RELATED: Tech Giants Challenge AT&T Rating of 6 GHz Band for Unlicensed Use
The operator was licensed for fixed services supporting mobile links and fixed telecommunications lines, but the 6 GHz band also supports microwave links for public safety and critical infrastructure.
In oral argument, Jonathan Nuechterlein, attorney for AT&T and APCO, called the FCC’s decision not to require AFC for low-power devices a “mystery”.
âThe FCC had an opportunity in that order to do everything right, could have opened up the 6 GHz band for Wi-Fi while protecting public safety, the power grid and other permitted uses. Specifically, like the NPRM [Notice of Proposed Rulemaking] itself proposed, the FCC could have required that all unlicensed devices that share spectrum with fixed microwave links use automated frequency coordination, also known as AFC, âthe attorney said. “An effective AFC mechanism would minimize the potential for interference by preventing these devices from transmitting on the same frequencies as nearby microwave links.”
He said the FCC order identifies no downside to what the agency said is simple and easy to implement for standard-powered devices, or that it would add significant costs.
During the hearing, circuit judges noted that the Commission said the order was designed to prevent the risk of significant interference, but not all, citing that “harmful interference would be a rare but possible occurrence” .
AT&T, on the other hand, argued that there is more than insignificant risk.
RELATED: AT&T Slams FCC Plans for 6 GHz Band
AT&T said it was showing “that it is very, very likely that at some point in the next 10 years some of these billions of devices will interfere with some of the 100,000 microwave links” and that the government was not giving a clear position on his answer to this.
AT&T is also concerned that Wi-Fi devices supporting the 6 GHz band are starting to hit the market and argued that a device like a Wi-Fi router without AFC could interrupt signals on a mic receiver. -waves – including the links responsible for the preservation of food. first responder grids and communications.
The FCC, a judge noted, said that if harmful interference occurs, the commission has the legal authority to step in and stop it. However, AT&T said this is a different context where after the fact steps don’t help.
“If one of these links goes down, the damage for that day is already done and there will be calls to 911 that will not go through, there will be a failure of communication with the nuclear reactors … that is the concern we have here, âAT&T argued. âAgain, all of these concerns could be significantly alleviated by imposing this AFC requirement. “
Attorneys for the FCC have pointed to disturbances in the atmosphere that could cause microwave links to lose power and degrade from low-power devices, but without these fading events – called deep atmospheric path fading. multiples – which they say don’t happen often, low-power devices will win doesn’t really interfere.
The FCC told the three-judge panel that AT&T provided a “worst-case” analysis and that low-power access points or routers are unlikely to interfere with powerful microwave transmissions. point to point.
The judges raised questions about the technical aspects of the interference, as well as the robustness of the studies used, including one from CableLabs that used data points in New York.
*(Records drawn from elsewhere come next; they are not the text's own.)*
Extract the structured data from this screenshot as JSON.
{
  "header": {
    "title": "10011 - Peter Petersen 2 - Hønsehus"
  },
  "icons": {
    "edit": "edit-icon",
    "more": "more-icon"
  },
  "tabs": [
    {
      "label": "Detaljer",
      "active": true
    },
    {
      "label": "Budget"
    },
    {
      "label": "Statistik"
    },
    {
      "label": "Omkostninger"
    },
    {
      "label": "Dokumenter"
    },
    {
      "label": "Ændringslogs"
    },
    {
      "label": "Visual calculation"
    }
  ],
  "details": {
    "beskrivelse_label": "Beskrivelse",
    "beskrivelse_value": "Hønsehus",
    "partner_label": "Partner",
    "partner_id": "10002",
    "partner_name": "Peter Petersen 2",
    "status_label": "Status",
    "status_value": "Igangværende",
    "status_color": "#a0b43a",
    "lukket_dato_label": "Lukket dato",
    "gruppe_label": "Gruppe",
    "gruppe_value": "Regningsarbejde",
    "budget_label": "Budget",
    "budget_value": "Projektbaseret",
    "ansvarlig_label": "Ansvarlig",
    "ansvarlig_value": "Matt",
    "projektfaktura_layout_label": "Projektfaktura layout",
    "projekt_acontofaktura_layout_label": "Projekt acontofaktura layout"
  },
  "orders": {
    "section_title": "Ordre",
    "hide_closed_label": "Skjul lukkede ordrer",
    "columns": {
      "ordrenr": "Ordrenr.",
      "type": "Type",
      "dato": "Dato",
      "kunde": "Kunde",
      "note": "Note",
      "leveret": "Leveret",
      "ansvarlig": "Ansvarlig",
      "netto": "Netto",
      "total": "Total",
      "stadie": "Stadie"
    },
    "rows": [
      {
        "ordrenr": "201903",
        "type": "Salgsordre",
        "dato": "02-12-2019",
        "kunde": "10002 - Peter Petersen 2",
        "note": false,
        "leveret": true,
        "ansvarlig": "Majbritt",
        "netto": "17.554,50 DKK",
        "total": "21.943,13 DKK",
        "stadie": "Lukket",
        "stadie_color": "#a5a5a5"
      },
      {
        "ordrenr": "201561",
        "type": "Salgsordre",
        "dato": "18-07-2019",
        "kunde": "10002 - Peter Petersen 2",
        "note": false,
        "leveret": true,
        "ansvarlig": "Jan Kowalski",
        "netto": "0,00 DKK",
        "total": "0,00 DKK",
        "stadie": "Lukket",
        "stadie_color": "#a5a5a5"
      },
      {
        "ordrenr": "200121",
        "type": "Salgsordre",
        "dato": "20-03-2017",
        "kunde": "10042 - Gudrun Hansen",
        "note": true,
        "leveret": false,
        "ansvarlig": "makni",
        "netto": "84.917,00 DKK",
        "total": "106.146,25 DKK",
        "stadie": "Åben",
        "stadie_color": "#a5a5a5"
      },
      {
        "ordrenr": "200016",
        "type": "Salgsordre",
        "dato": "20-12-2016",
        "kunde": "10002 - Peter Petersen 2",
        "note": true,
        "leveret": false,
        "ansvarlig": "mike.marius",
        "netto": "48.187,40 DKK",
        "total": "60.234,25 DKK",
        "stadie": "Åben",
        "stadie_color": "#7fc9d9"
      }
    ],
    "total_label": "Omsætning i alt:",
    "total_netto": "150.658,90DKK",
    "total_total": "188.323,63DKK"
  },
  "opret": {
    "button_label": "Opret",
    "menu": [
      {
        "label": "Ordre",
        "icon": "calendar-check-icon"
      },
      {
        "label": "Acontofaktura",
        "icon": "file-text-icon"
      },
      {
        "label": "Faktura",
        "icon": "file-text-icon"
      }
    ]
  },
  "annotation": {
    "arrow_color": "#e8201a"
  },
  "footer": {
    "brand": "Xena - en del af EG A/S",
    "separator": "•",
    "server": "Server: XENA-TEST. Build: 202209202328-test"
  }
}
They wondered if this could be representative of interference in very different geographic areas across the country.
During oral argument, one of the judges indicated that the AFC was one of three ways the FCC could have acted arbitrarily and capriciously if it had not explained why the technology was not a better one. choice than the other actions that the commission described taking instead.
The FCC again argued that this was because the technology is not necessary for low-power devices, as there is an insignificant risk of harmful interference.
A judge asked if the court disagreed with the FCC why the order should be sent back to the regulator for clarification rather than dismissed altogether.
“Rescinding this order would be incredibly disruptive given that the devices have already started to be deployed,” said attorney James Carr for the FCC, adding that if the court wanted more explanation, the FCC is able to provide it. .